DaaS chargeback drives efficiency in two ways. Access to accurate desktop cost information helps business units more effectively plan and budget. And receiving a monthly bill makes users much more cognizant about optimizing resource consumption.
Both public and on-premise versions of DaaS benefit from the unrelenting consolidation efficiencies of Moore’s Law which states that the number of transistors per chip doubles roughly every two years. On the edge, this added power doesn’t buy us much – PCs already have more capabilities than most users will ever utilize. In the data center, though, we still deal with very expensive CPU, memory, storage and space/power.
Doubling the number of VMs per server host every couple of years slashes the costs of moving virtual desktops to the data center. In fact, it’s really better than this. Continued industry innovations augment Moore’s Law with accelerating increases in virtual machine density, making DaaS still more economically attractive.
As anyone involved in the SBC or VDI space knows, implementing a successful enterprise environment is not easy. The challenge is that, unlike the data center, we now have thousands of users each with their own experiences, expectations and – perceptions.
When it comes to users, perception is reality. One of our early SBC implementations was for a small school district in San Jose. It failed because during the pilot, a teacher’s keyboard happened to break.

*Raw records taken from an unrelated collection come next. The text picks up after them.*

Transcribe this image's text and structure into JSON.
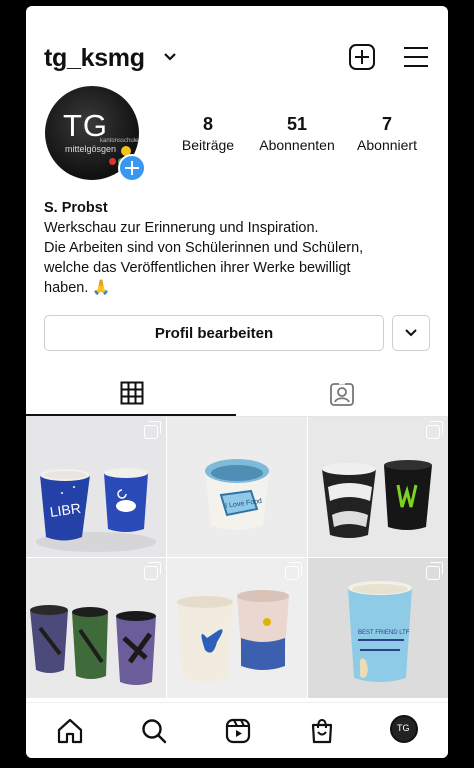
{
  "header": {
    "username": "tg_ksmg"
  },
  "profile": {
    "avatar_text": "TG",
    "avatar_subtext": "mittelgösgen",
    "avatar_small": "kantonsschule"
  },
  "stats": [
    {
      "value": "8",
      "label": "Beiträge"
    },
    {
      "value": "51",
      "label": "Abonnenten"
    },
    {
      "value": "7",
      "label": "Abonniert"
    }
  ],
  "bio": {
    "name": "S. Probst",
    "line1": "Werkschau zur Erinnerung und Inspiration.",
    "line2": "Die Arbeiten sind von Schülerinnen und Schülern,",
    "line3": "welche das Veröffentlichen ihrer Werke bewilligt",
    "line4": "haben. 🙏"
  },
  "actions": {
    "edit_profile": "Profil bearbeiten"
  },
  "posts": [
    {
      "caption": "LIBR",
      "bg": "#e9e9ea"
    },
    {
      "caption": "I Love Food",
      "bg": "#ececec"
    },
    {
      "caption": "",
      "bg": "#e8e8e8"
    },
    {
      "caption": "",
      "bg": "#e9e9e9"
    },
    {
      "caption": "",
      "bg": "#eeeeee"
    },
    {
      "caption": "BEST FRIEND LTF",
      "bg": "#dcdcdc"
    }
  ],
  "colors": {
    "accent": "#3897f0"
  }
}
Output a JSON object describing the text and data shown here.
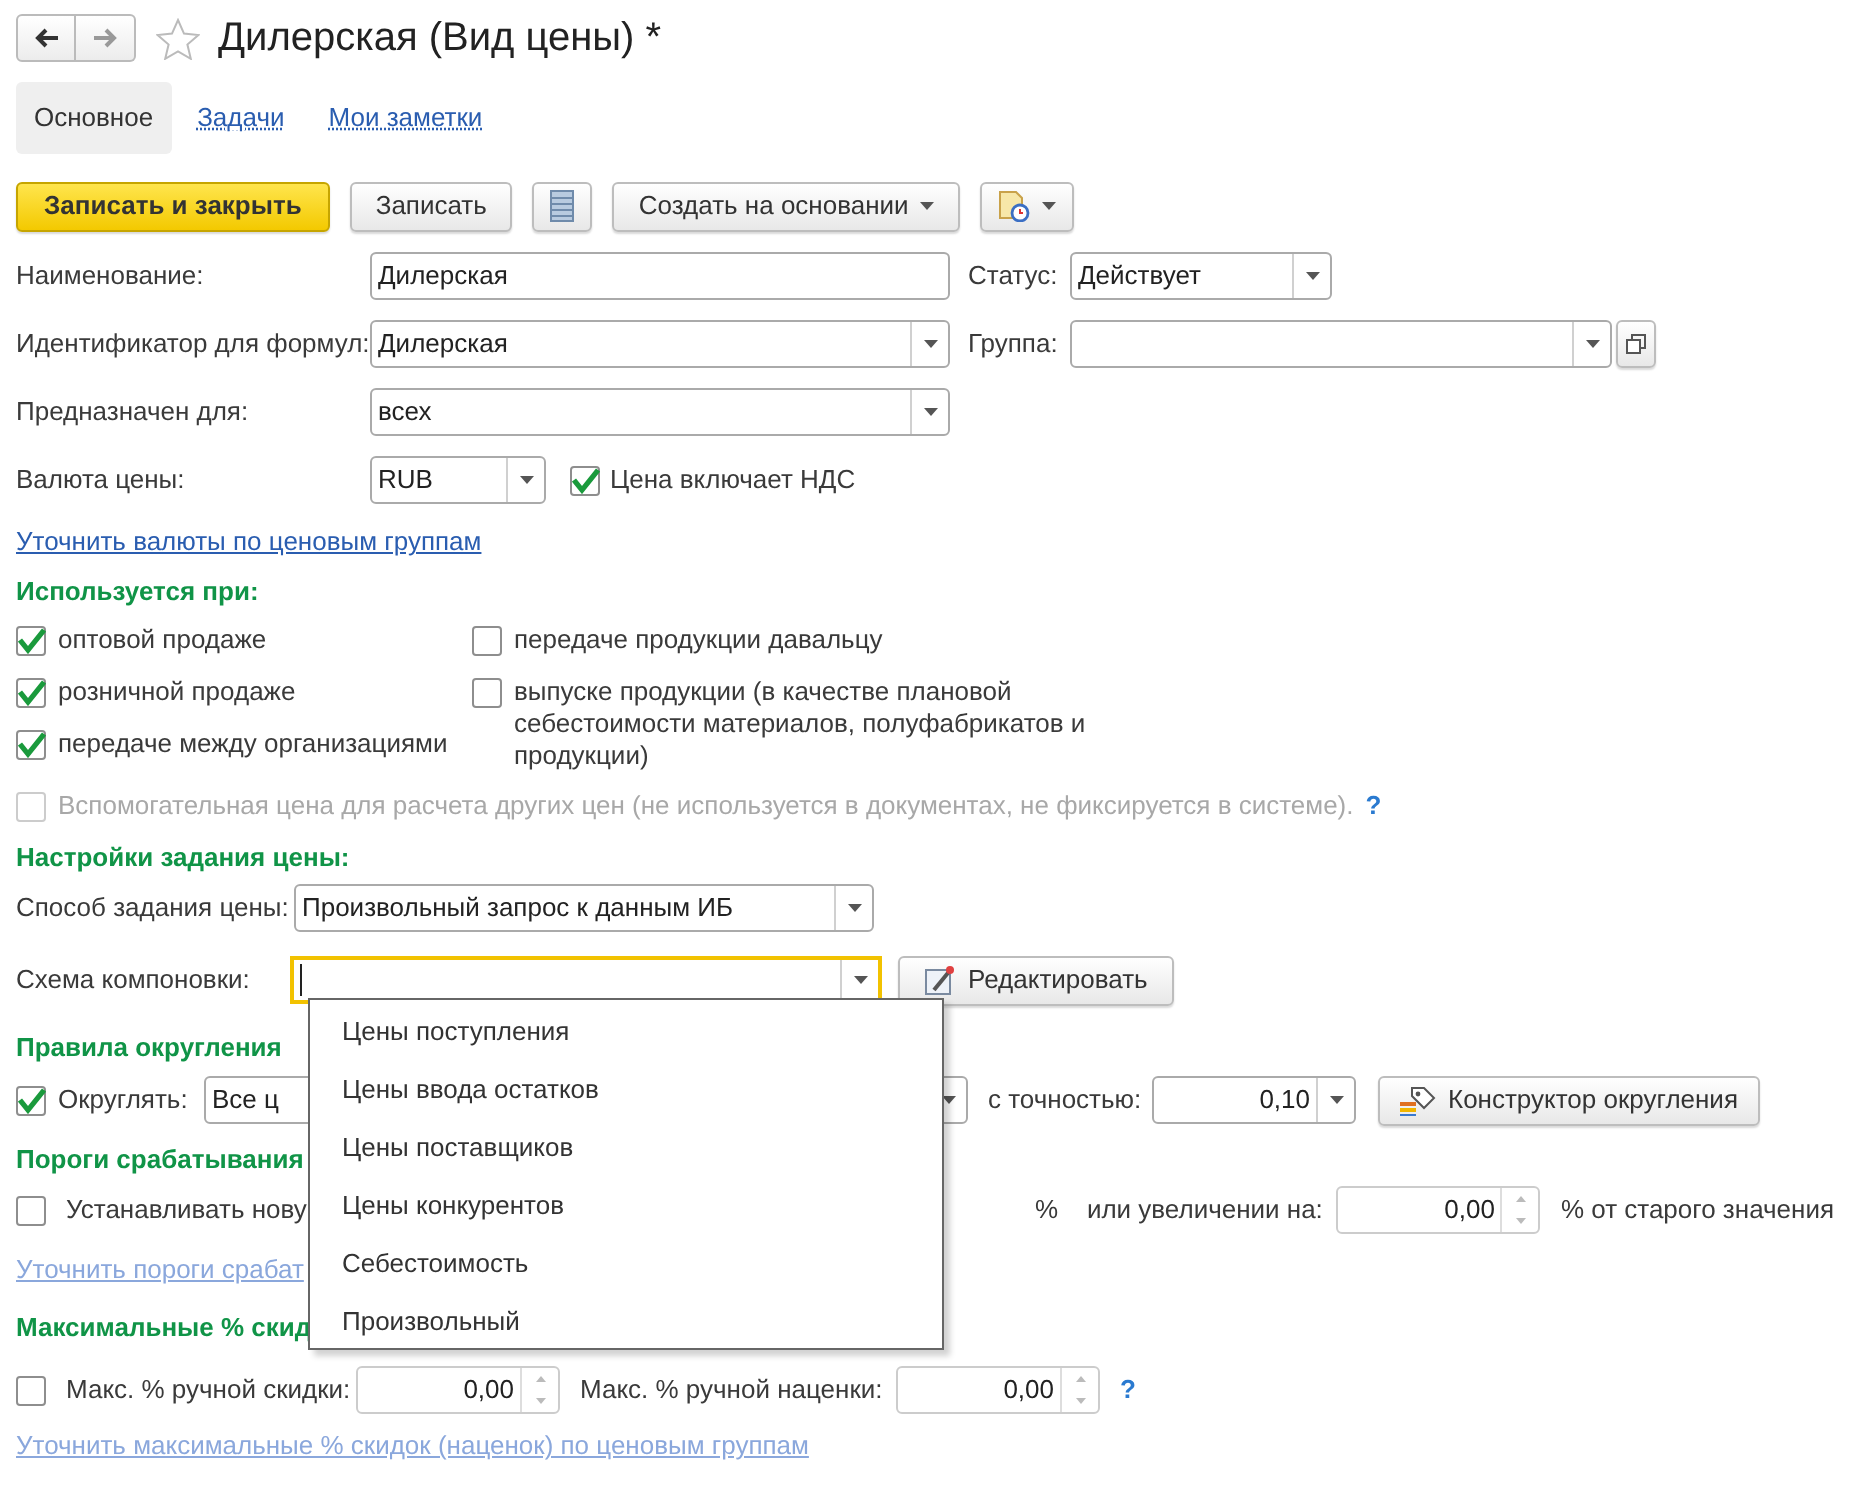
{
  "title": "Дилерская (Вид цены) *",
  "favorite": false,
  "tabs": [
    {
      "label": "Основное",
      "selected": true
    },
    {
      "label": "Задачи",
      "selected": false
    },
    {
      "label": "Мои заметки",
      "selected": false
    }
  ],
  "toolbar": [
    {
      "kind": "primary",
      "label": "Записать и закрыть"
    },
    {
      "kind": "button",
      "label": "Записать"
    },
    {
      "kind": "list-icon"
    },
    {
      "kind": "menu",
      "label": "Создать на основании"
    },
    {
      "kind": "doc-menu"
    }
  ],
  "main_fields": [
    {
      "label": "Наименование:",
      "value": "Дилерская",
      "kind": "text",
      "side": {
        "label": "Статус:",
        "value": "Действует",
        "kind": "select"
      }
    },
    {
      "label": "Идентификатор для формул:",
      "value": "Дилерская",
      "kind": "select",
      "side": {
        "label": "Группа:",
        "kind": "select-open"
      }
    },
    {
      "label": "Предназначен для:",
      "value": "всех",
      "kind": "select"
    },
    {
      "label": "Валюта цены:",
      "value": "RUB",
      "kind": "select-short",
      "checkbox": {
        "label": "Цена включает НДС",
        "checked": true
      }
    }
  ],
  "currency_link": "Уточнить валюты по ценовым группам",
  "usage": {
    "title": "Используется при:",
    "left": [
      {
        "label": "оптовой продаже",
        "checked": true
      },
      {
        "label": "розничной продаже",
        "checked": true
      },
      {
        "label": "передаче между организациями",
        "checked": true
      }
    ],
    "right": [
      {
        "label": "передаче продукции давальцу",
        "checked": false
      },
      {
        "label": "выпуске продукции (в качестве плановой себестоимости материалов, полуфабрикатов и продукции)",
        "checked": false
      }
    ]
  },
  "auxiliary": {
    "label": "Вспомогательная цена для расчета других цен (не используется в документах, не фиксируется в системе).",
    "checked": false,
    "disabled": true,
    "help": "?"
  },
  "price_settings": {
    "title": "Настройки задания цены:",
    "method_label": "Способ задания цены:",
    "method": "Произвольный запрос к данным ИБ",
    "schema_label": "Схема компоновки:",
    "schema_focused": true,
    "edit_button": "Редактировать"
  },
  "rounding": {
    "title": "Правила округления",
    "checked": true,
    "label": "Округлять:",
    "value": "Все ц",
    "precision_label": "с точностью:",
    "precision": "0,10",
    "button": "Конструктор округления"
  },
  "thresholds": {
    "title": "Пороги срабатывания",
    "checked": false,
    "label": "Устанавливать нову",
    "percent": "%",
    "increase_label": "или увеличении на:",
    "increase": "0,00",
    "suffix": "% от старого значения",
    "link": "Уточнить пороги срабат",
    "link_disabled": true
  },
  "max_discounts": {
    "title": "Максимальные % скид",
    "checked": false,
    "discount_label": "Макс. % ручной скидки:",
    "discount": "0,00",
    "markup_label": "Макс. % ручной наценки:",
    "markup": "0,00",
    "help": "?",
    "link": "Уточнить максимальные % скидок (наценок) по ценовым группам",
    "link_disabled": true
  },
  "dropdown": {
    "items": [
      "Цены поступления",
      "Цены ввода остатков",
      "Цены поставщиков",
      "Цены конкурентов",
      "Себестоимость",
      "Произвольный"
    ]
  }
}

Although we gave her a replacement and showed her that her old keyboard had just suffered a natural death, she went around to all the other teachers telling them, “Don’t let them put Citrix in your classroom. It breaks keyboards”.
When rolling out DaaS, you only have one chance to get it right. Just one disgruntled user can potentially kill a project. When a bunch of users become upset because of poor performance, dropped sessions, or an inability to access their old information – they quickly generate a negative
vibe that is extremely difficult to overcome. While I don’t have the hard data to support it, I suspect that the majority of VDI projects (which are simpler than DaaS) probably slow or stall completely at the pilot phase.
A successful DaaS environment mandates that every element be well designed and tested from the context of its role in supporting the overall architecture. Langone, Behl, Ditzel and Lessner bring a wealth of invaluable field experience that enables both exceptional planning and implementation.
The authors cover basics such as infrastructure, connection brokers, multi-tenancy, user profiles, andapplications. They also dive into chargeback, identity management, and appliances. An entire section on the cost model facilitates the all-important financial understanding and justification of a DaaS initiative. Another section on the operational model shows how to monitor, manage and administrate the DaaS environment.
This book describes the architectural, financial and organizational elements necessary for a successful DaaS initiative. It is written from the perspective of engineers and focuses on enabling readers to bridge the gap between VDI and DaaS. I hope you enjoy reading the book and wish you success in building a robust and profitable DaaS offering.